Scolari won in 1995 and 1999 with Grêmio and Palmeiras respectively, and of course, he also won the World Cup with Brazil in 2002. At 73, he’s approaching the end of his marvellous career – he has hinted this may be his last year – and his side go into the final in Ecuador as underdogs although nobody is writing them off.

As ever, the Copa Libertadores provides a very vivid shop window for players looking for that lucrative and career-defining move to Europe. This year, clubs from the top leagues will be watching AP’s 17 year-old Vitor Roque, who has sparkled in the competition, as well as Flamengo’s João Gomes, who has been catching the eye of none other than Liverpool, Real Madrid and Barcelona. In addition to young talent like Roque, AP have been boosted this year by 37 year-old Fernandinho, who joined the club after leaving Manchester City.
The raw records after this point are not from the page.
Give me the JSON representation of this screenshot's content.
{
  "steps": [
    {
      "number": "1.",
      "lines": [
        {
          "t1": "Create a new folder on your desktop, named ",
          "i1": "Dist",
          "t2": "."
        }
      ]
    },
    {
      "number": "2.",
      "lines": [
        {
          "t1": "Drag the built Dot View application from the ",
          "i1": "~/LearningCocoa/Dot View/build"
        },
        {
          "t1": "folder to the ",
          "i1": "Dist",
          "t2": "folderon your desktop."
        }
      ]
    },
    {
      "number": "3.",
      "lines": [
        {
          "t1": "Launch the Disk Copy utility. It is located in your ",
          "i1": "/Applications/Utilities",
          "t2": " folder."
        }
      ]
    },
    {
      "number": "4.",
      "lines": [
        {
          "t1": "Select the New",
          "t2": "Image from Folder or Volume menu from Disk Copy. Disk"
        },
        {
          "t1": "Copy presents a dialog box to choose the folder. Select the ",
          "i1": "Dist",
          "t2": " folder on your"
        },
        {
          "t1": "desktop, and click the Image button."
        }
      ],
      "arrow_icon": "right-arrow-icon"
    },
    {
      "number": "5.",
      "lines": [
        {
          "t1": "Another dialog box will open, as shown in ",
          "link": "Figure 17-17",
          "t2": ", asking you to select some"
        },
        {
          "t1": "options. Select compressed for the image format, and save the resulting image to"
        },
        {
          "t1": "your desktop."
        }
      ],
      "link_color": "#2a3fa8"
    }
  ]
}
Flamengo, meanwhile, have a trio of well-known veterans in their squad in David Luiz, Felipe Luis and Arturo Vidal. While some see this exodus of players from Europe as a positive, it has to be remembered they are in the autumn of their careers.

Although AP are not part of the G-12 clubs that heavily influence Brazilian football, they are seen as the strongest from outside that group and they have the largest number of fans in their home city of Curitiba. They won the Copa Sudamericana last year, beating another Brazilian side, Red Bull Bragantino, in the final in Montevideo.  

But AP, from a financial perspective, are a mid-table club in Brazil. In 2021, their total revenues were US$ 50 million, more than 20% lower than in 2020. The club has debts of around US$ 35 million. Flamengo are a considerably bigger club and can draw crowds of 50,000. Their total income was close to US$ 200 million in 2021, but their debts are over US$ 75 million.

AP finished second in their Libertadores group, behind Paraguay’s Libertad, whom they met in the round of 16 and beat. They then overcame Estudiantes (Argentina) and Palmeiras, the champions-elect in Brazil. Most experts expected a repeat of 2021’s final, Flamengo versus Palmeiras, but AP upset the form book.

Flamengo and Palmeiras are increasingly being referred to as the Real Madrid and Barcelona of Brazil and are part of what people are calling “the LaLigaisation of Brazilian football”. They are certainly at the forefront of the nation’s bid to make their domestic game more accessible around the world. From CONMEBOL’s perspective, if they want the Copa Libertadores to become a more global event, these two clubs have a growing profile in other continents. Flamengo have won the Brazilian title twice and finished runners-up twice in the last four years. They are likely to finish third this year after a poor start to the campaign, which effectively cost coach Paulo Sousa his job earlier this year.

But this could turn out to be a memorable season for the Rio de Janeiro-based club; they have already finished runners-up in their state championship, they are in the Copa do Brasil final, the Libertadores final and they are in the top three of the league. They face Corinthians in the second leg of the final on October 19 in the Maracana stadium after drawing 0-0 in the first leg in Säo Paulo. Flamengo will be without Gomes, who is suspended. There is every chance that Flamengo could end 2022 with nothing to show for their considerable efforts.

Flamengo’s Copa Libertadores displays have been impressive and they have won 10 of their 11 ties and drawn once. Moreover, they have scored 32 goals. They beat Velez Sarsfield of Argentina in the semi-finals 6-1 on aggregate and also disposed of Corinthians on the way to the final. Their group was relatively unchallenging and included Sporting Cristal of Peru and another Argentinian side, Talleres.

It would not be the Copa Libertadores without some sort of controversy and this year, the choice of Guayaquil has been questioned. Guayaquil has become a very violent place as gang violence and drug wars have created a relatively unsafe city. The Brazilian news site Globo Esporte suggested that Guayaquil did not have the necessary infrastructure to stage the final, while others have called for CONMEBOL to select an alternative venue. According to the Guardian, Guayaquil is one of the 50 most violent cities in the world based on research by InSight Crime. Against this backdrop, the Estadio Monumental is sure to crackle with tension on October 29.